YOUR GOAL: Look through the material below, count the lines containing the word "active", and state only the count.

..........

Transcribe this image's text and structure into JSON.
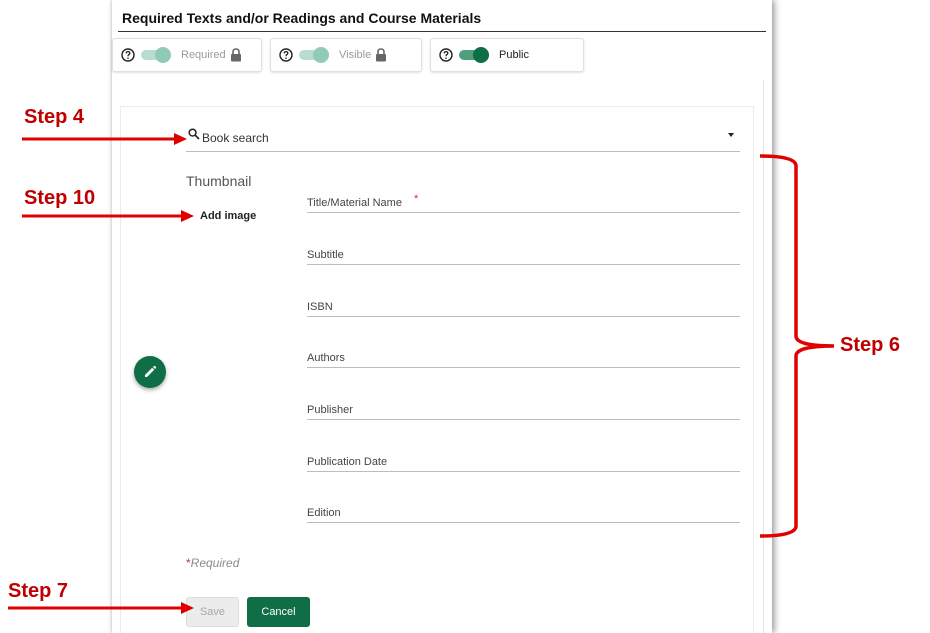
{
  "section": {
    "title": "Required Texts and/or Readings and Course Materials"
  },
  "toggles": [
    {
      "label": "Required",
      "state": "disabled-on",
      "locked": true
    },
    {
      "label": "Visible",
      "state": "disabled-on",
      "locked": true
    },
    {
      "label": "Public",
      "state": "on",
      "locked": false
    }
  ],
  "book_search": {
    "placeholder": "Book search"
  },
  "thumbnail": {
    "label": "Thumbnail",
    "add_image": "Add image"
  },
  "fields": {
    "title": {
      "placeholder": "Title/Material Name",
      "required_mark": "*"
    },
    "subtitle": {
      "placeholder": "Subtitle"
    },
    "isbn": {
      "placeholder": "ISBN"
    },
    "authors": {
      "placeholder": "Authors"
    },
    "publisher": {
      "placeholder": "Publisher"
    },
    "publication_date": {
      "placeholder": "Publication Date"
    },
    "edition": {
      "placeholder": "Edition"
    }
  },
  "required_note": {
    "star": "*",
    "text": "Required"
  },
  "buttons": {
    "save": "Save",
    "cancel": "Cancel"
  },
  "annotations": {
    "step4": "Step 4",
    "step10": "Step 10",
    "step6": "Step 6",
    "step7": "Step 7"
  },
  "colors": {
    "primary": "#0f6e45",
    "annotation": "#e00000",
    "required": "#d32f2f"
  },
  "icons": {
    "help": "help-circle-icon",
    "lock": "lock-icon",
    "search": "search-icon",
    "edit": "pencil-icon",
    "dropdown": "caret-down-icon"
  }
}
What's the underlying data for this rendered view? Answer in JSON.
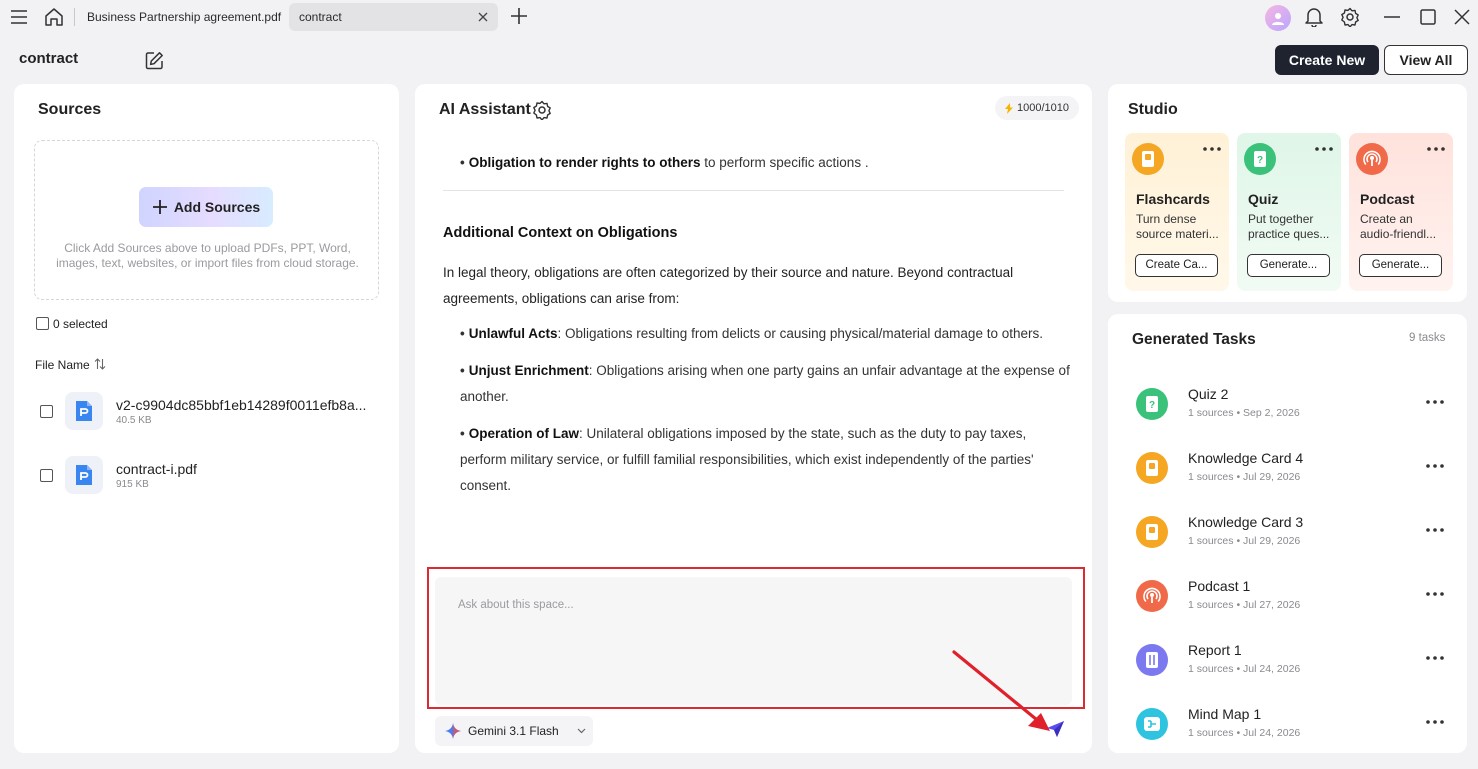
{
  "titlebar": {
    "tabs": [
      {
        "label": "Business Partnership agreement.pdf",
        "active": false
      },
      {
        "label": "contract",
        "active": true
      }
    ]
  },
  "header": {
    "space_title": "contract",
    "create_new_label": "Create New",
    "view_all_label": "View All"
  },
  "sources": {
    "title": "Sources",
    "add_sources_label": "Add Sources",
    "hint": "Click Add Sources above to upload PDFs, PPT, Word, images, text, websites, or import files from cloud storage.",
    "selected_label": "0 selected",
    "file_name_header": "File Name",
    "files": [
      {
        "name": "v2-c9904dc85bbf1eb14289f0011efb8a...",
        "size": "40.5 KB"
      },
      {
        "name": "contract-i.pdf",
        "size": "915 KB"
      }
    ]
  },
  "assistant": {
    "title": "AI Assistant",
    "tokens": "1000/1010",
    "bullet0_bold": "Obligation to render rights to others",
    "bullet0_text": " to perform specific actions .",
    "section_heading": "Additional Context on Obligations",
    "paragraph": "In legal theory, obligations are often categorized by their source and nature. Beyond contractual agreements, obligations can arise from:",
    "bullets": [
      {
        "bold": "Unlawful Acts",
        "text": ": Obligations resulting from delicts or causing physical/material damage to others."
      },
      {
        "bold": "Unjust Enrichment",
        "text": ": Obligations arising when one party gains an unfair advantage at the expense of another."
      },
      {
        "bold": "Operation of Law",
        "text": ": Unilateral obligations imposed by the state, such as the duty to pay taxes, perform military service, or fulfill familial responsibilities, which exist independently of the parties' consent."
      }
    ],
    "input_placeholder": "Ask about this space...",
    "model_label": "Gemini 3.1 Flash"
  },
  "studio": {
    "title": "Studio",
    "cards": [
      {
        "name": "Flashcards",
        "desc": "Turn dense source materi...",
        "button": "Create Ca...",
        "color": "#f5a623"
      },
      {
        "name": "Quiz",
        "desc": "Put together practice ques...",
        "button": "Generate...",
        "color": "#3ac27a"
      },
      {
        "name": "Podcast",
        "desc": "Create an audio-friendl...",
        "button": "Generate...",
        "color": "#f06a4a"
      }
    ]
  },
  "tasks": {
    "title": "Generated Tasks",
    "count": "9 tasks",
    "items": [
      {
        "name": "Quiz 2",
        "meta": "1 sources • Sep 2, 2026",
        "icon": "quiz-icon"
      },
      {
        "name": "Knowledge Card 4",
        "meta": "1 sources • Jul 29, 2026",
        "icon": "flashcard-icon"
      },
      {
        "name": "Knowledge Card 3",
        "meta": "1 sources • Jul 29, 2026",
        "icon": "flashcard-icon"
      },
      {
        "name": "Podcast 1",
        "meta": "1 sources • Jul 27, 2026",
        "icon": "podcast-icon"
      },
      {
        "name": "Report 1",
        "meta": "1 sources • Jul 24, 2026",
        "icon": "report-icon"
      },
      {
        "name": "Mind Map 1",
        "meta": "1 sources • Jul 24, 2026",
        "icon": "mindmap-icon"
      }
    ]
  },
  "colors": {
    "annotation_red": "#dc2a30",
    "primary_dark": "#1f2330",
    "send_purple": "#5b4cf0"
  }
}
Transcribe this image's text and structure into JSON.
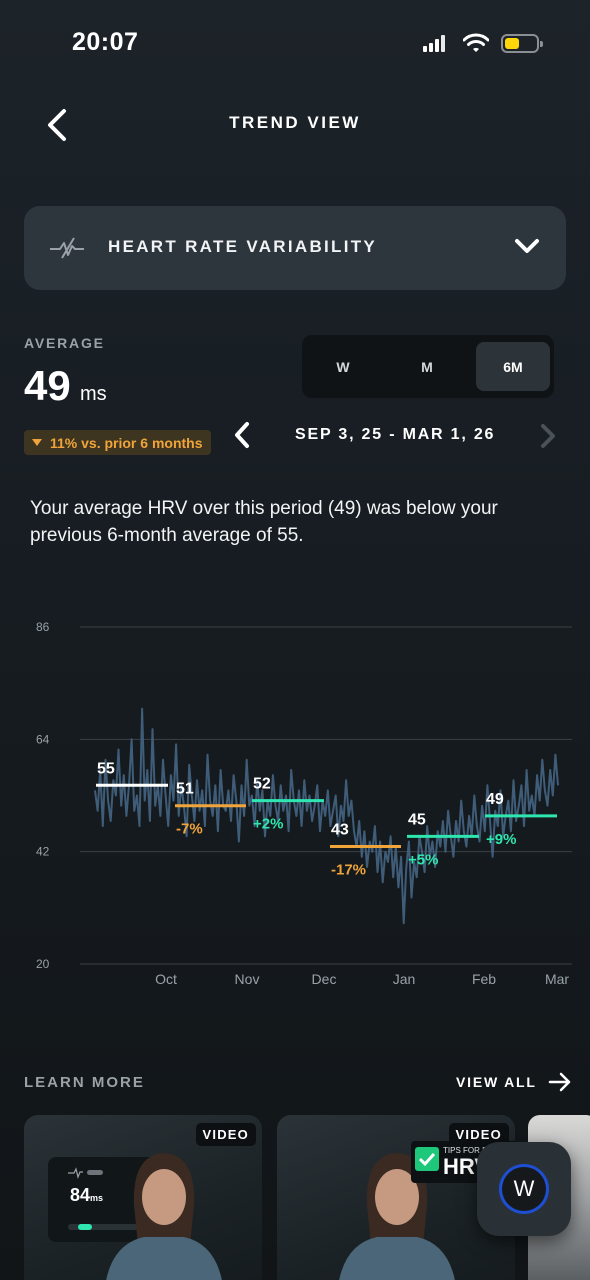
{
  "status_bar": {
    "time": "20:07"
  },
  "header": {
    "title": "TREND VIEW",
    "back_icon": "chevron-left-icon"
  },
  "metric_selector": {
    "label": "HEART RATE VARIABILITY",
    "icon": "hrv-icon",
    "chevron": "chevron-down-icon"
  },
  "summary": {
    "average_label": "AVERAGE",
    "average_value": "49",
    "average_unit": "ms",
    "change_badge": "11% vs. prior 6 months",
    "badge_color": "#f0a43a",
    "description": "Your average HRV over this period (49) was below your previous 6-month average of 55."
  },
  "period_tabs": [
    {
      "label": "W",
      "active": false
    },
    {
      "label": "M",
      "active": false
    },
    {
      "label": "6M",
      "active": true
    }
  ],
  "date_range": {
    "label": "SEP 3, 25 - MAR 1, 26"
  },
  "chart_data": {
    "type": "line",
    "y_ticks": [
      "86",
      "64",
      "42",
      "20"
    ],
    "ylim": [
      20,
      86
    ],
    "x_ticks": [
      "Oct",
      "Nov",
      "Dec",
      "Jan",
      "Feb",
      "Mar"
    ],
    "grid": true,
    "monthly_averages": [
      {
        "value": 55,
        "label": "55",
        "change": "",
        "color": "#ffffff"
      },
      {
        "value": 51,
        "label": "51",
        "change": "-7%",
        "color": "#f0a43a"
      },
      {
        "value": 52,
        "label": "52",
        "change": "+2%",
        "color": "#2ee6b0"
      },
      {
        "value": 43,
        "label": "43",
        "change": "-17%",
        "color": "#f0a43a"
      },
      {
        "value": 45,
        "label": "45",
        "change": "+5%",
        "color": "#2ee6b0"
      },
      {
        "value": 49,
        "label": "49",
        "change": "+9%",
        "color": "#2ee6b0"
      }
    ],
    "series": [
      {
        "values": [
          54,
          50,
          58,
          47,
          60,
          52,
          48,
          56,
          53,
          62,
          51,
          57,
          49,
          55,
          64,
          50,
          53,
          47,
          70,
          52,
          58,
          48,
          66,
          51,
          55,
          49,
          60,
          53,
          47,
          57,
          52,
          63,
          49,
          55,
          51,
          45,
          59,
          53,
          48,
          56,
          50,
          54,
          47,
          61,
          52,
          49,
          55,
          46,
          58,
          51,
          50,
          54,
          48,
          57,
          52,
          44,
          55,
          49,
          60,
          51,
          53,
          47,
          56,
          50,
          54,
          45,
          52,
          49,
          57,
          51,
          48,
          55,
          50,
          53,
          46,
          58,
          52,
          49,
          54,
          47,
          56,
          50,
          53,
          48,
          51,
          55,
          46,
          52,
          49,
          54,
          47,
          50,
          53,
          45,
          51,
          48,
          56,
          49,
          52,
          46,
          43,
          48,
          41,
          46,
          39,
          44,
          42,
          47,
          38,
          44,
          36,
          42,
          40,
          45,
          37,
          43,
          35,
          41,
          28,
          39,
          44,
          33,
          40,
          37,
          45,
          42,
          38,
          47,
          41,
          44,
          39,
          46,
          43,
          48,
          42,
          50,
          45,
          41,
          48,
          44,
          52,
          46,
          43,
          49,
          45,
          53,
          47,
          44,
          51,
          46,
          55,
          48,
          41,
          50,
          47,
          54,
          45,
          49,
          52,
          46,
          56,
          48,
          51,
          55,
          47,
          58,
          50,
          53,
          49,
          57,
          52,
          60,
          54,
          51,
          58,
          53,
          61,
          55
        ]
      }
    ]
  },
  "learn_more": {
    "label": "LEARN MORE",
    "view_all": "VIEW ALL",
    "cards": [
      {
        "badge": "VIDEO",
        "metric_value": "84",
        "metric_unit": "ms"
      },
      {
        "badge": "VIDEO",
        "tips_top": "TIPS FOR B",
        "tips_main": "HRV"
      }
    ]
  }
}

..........

EXPECTED OUTPUT: 5